EXERCISE AIM:
Write out all the entries below without any change.

TASK INPUT:
<<<<

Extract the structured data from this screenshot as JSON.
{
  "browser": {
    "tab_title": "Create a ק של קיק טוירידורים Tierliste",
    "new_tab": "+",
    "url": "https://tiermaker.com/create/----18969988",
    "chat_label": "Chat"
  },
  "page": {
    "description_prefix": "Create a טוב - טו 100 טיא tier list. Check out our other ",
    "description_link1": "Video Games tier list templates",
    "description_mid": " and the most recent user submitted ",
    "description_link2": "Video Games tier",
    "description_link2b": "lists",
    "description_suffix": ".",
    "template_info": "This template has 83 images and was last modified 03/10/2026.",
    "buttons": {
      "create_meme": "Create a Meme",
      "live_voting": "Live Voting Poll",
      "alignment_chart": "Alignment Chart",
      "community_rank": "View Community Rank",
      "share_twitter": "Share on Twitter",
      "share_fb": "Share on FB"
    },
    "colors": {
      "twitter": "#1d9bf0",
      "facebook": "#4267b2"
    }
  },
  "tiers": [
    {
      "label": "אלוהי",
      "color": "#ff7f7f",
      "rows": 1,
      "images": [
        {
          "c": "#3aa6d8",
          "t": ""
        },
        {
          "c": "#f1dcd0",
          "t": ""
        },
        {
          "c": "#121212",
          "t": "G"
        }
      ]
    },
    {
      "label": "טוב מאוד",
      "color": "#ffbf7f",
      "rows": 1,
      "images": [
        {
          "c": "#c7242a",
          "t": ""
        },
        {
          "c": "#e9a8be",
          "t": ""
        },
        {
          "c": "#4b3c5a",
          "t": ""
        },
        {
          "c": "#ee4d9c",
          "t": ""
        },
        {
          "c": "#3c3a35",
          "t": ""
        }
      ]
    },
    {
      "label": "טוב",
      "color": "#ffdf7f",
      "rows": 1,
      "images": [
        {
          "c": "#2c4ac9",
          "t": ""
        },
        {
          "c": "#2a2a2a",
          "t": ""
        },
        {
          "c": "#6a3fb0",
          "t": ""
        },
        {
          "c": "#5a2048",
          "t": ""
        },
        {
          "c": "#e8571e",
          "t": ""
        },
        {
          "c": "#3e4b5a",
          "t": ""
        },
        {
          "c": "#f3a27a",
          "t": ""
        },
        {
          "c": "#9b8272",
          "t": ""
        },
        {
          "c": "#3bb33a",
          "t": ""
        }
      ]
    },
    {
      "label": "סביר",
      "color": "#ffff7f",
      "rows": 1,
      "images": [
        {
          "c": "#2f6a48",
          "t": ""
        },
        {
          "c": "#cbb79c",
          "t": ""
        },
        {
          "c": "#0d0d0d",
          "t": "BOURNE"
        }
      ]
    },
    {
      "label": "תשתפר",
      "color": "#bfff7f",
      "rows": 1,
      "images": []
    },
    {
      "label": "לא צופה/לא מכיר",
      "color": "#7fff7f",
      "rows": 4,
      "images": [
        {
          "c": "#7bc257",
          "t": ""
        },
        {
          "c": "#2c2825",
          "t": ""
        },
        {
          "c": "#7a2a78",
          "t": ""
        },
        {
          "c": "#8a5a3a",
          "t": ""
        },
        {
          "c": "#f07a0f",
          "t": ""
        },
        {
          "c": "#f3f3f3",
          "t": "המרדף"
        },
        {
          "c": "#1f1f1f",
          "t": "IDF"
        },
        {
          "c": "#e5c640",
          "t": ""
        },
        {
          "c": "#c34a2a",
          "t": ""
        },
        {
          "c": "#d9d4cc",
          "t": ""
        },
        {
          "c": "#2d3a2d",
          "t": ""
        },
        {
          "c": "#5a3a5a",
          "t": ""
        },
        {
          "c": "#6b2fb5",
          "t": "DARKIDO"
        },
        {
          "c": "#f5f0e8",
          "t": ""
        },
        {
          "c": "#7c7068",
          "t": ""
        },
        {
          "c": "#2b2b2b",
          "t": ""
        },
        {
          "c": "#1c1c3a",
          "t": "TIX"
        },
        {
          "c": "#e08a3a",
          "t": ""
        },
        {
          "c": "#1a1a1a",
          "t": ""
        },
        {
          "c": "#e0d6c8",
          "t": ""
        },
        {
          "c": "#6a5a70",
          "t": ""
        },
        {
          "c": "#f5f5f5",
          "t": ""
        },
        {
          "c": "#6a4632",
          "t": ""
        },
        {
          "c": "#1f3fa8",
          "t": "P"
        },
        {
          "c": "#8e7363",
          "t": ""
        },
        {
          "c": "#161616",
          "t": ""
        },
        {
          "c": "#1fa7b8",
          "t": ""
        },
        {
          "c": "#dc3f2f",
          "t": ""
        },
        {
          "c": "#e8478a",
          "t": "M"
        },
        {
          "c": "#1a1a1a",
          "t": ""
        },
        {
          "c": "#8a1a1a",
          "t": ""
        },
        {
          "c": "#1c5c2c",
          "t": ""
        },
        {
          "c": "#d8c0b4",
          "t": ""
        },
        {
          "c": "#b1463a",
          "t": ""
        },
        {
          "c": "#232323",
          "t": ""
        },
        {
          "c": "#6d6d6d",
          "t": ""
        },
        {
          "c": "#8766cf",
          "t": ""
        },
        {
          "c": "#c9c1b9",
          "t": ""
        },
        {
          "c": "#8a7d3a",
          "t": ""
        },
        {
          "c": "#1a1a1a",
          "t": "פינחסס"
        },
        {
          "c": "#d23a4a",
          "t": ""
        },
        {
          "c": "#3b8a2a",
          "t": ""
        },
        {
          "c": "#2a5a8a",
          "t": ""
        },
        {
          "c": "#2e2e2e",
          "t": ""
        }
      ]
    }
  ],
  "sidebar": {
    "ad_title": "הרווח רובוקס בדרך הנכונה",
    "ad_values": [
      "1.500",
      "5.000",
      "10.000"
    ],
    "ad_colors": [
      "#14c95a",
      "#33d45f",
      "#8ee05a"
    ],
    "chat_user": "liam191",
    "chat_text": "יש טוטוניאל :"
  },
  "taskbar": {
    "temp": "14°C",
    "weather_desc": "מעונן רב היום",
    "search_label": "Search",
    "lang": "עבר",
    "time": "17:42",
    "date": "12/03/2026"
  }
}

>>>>

EXPECTED OUTPUT:
Extract the structured data from this screenshot as JSON.
{
  "browser": {
    "tab_title": "Create a ק של קיק טוירידורים Tierliste",
    "new_tab": "+",
    "url": "https://tiermaker.com/create/----18969988",
    "chat_label": "Chat"
  },
  "page": {
    "description_prefix": "Create a טוב - טו 100 טיא tier list. Check out our other ",
    "description_link1": "Video Games tier list templates",
    "description_mid": " and the most recent user submitted ",
    "description_link2": "Video Games tier",
    "description_link2b": "lists",
    "description_suffix": ".",
    "template_info": "This template has 83 images and was last modified 03/10/2026.",
    "buttons": {
      "create_meme": "Create a Meme",
      "live_voting": "Live Voting Poll",
      "alignment_chart": "Alignment Chart",
      "community_rank": "View Community Rank",
      "share_twitter": "Share on Twitter",
      "share_fb": "Share on FB"
    },
    "colors": {
      "twitter": "#1d9bf0",
      "facebook": "#4267b2"
    }
  },
  "tiers": [
    {
      "label": "אלוהי",
      "color": "#ff7f7f",
      "rows": 1,
      "images": [
        {
          "c": "#3aa6d8",
          "t": ""
        },
        {
          "c": "#f1dcd0",
          "t": ""
        },
        {
          "c": "#121212",
          "t": "G"
        }
      ]
    },
    {
      "label": "טוב מאוד",
      "color": "#ffbf7f",
      "rows": 1,
      "images": [
        {
          "c": "#c7242a",
          "t": ""
        },
        {
          "c": "#e9a8be",
          "t": ""
        },
        {
          "c": "#4b3c5a",
          "t": ""
        },
        {
          "c": "#ee4d9c",
          "t": ""
        },
        {
          "c": "#3c3a35",
          "t": ""
        }
      ]
    },
    {
      "label": "טוב",
      "color": "#ffdf7f",
      "rows": 1,
      "images": [
        {
          "c": "#2c4ac9",
          "t": ""
        },
        {
          "c": "#2a2a2a",
          "t": ""
        },
        {
          "c": "#6a3fb0",
          "t": ""
        },
        {
          "c": "#5a2048",
          "t": ""
        },
        {
          "c": "#e8571e",
          "t": ""
        },
        {
          "c": "#3e4b5a",
          "t": ""
        },
        {
          "c": "#f3a27a",
          "t": ""
        },
        {
          "c": "#9b8272",
          "t": ""
        },
        {
          "c": "#3bb33a",
          "t": ""
        }
      ]
    },
    {
      "label": "סביר",
      "color": "#ffff7f",
      "rows": 1,
      "images": [
        {
          "c": "#2f6a48",
          "t": ""
        },
        {
          "c": "#cbb79c",
          "t": ""
        },
        {
          "c": "#0d0d0d",
          "t": "BOURNE"
        }
      ]
    },
    {
      "label": "תשתפר",
      "color": "#bfff7f",
      "rows": 1,
      "images": []
    },
    {
      "label": "לא צופה/לא מכיר",
      "color": "#7fff7f",
      "rows": 4,
      "images": [
        {
          "c": "#7bc257",
          "t": ""
        },
        {
          "c": "#2c2825",
          "t": ""
        },
        {
          "c": "#7a2a78",
          "t": ""
        },
        {
          "c": "#8a5a3a",
          "t": ""
        },
        {
          "c": "#f07a0f",
          "t": ""
        },
        {
          "c": "#f3f3f3",
          "t": "המרדף"
        },
        {
          "c": "#1f1f1f",
          "t": "IDF"
        },
        {
          "c": "#e5c640",
          "t": ""
        },
        {
          "c": "#c34a2a",
          "t": ""
        },
        {
          "c": "#d9d4cc",
          "t": ""
        },
        {
          "c": "#2d3a2d",
          "t": ""
        },
        {
          "c": "#5a3a5a",
          "t": ""
        },
        {
          "c": "#6b2fb5",
          "t": "DARKIDO"
        },
        {
          "c": "#f5f0e8",
          "t": ""
        },
        {
          "c": "#7c7068",
          "t": ""
        },
        {
          "c": "#2b2b2b",
          "t": ""
        },
        {
          "c": "#1c1c3a",
          "t": "TIX"
        },
        {
          "c": "#e08a3a",
          "t": ""
        },
        {
          "c": "#1a1a1a",
          "t": ""
        },
        {
          "c": "#e0d6c8",
          "t": ""
        },
        {
          "c": "#6a5a70",
          "t": ""
        },
        {
          "c": "#f5f5f5",
          "t": ""
        },
        {
          "c": "#6a4632",
          "t": ""
        },
        {
          "c": "#1f3fa8",
          "t": "P"
        },
        {
          "c": "#8e7363",
          "t": ""
        },
        {
          "c": "#161616",
          "t": ""
        },
        {
          "c": "#1fa7b8",
          "t": ""
        },
        {
          "c": "#dc3f2f",
          "t": ""
        },
        {
          "c": "#e8478a",
          "t": "M"
        },
        {
          "c": "#1a1a1a",
          "t": ""
        },
        {
          "c": "#8a1a1a",
          "t": ""
        },
        {
          "c": "#1c5c2c",
          "t": ""
        },
        {
          "c": "#d8c0b4",
          "t": ""
        },
        {
          "c": "#b1463a",
          "t": ""
        },
        {
          "c": "#232323",
          "t": ""
        },
        {
          "c": "#6d6d6d",
          "t": ""
        },
        {
          "c": "#8766cf",
          "t": ""
        },
        {
          "c": "#c9c1b9",
          "t": ""
        },
        {
          "c": "#8a7d3a",
          "t": ""
        },
        {
          "c": "#1a1a1a",
          "t": "פינחסס"
        },
        {
          "c": "#d23a4a",
          "t": ""
        },
        {
          "c": "#3b8a2a",
          "t": ""
        },
        {
          "c": "#2a5a8a",
          "t": ""
        },
        {
          "c": "#2e2e2e",
          "t": ""
        }
      ]
    }
  ],
  "sidebar": {
    "ad_title": "הרווח רובוקס בדרך הנכונה",
    "ad_values": [
      "1.500",
      "5.000",
      "10.000"
    ],
    "ad_colors": [
      "#14c95a",
      "#33d45f",
      "#8ee05a"
    ],
    "chat_user": "liam191",
    "chat_text": "יש טוטוניאל :"
  },
  "taskbar": {
    "temp": "14°C",
    "weather_desc": "מעונן רב היום",
    "search_label": "Search",
    "lang": "עבר",
    "time": "17:42",
    "date": "12/03/2026"
  }
}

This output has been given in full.